[The task]
Pull every line containing "fraction" from the listing.

┌─ Input

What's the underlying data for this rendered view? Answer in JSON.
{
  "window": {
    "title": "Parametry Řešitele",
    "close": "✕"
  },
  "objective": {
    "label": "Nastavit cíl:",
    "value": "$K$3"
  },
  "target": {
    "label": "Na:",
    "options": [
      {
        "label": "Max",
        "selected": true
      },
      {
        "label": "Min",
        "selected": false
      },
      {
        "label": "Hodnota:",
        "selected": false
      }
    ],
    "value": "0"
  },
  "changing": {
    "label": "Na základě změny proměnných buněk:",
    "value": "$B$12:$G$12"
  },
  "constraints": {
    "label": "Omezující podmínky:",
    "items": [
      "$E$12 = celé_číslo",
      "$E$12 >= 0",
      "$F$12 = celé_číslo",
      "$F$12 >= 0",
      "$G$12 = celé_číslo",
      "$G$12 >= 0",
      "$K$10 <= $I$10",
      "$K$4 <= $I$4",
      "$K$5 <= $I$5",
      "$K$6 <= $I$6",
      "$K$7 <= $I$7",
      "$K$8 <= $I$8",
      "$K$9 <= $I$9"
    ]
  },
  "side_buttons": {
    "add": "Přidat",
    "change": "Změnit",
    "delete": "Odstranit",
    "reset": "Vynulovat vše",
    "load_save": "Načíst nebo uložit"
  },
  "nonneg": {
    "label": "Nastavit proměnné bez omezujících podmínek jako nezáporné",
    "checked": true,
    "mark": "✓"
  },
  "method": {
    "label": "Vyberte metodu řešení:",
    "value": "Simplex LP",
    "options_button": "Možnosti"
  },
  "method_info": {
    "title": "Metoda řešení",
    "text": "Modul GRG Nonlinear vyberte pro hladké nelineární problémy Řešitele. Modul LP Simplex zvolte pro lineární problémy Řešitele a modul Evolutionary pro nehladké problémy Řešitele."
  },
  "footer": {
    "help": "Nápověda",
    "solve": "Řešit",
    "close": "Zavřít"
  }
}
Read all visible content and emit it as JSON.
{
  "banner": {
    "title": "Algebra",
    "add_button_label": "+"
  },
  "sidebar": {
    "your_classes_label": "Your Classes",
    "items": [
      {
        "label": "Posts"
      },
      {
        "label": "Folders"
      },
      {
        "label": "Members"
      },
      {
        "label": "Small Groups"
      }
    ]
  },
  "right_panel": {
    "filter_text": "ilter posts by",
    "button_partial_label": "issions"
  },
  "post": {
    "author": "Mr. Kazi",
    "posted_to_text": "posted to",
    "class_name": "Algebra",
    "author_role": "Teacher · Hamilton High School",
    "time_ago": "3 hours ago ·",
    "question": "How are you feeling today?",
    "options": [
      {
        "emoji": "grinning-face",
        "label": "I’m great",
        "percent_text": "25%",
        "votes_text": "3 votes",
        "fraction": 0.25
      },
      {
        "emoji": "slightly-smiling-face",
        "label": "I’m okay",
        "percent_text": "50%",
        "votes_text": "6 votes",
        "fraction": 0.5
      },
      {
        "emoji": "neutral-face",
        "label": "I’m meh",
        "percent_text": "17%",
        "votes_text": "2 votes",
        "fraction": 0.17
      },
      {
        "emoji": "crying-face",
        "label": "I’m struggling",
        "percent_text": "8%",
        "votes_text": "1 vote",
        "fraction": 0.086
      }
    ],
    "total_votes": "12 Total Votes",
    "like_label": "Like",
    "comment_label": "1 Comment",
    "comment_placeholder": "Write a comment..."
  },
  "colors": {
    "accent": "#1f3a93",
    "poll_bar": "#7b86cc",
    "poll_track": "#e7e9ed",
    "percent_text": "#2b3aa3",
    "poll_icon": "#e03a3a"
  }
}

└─

[Solution for this task]
        "fraction": 0.25
        "fraction": 0.5
        "fraction": 0.17
        "fraction": 0.086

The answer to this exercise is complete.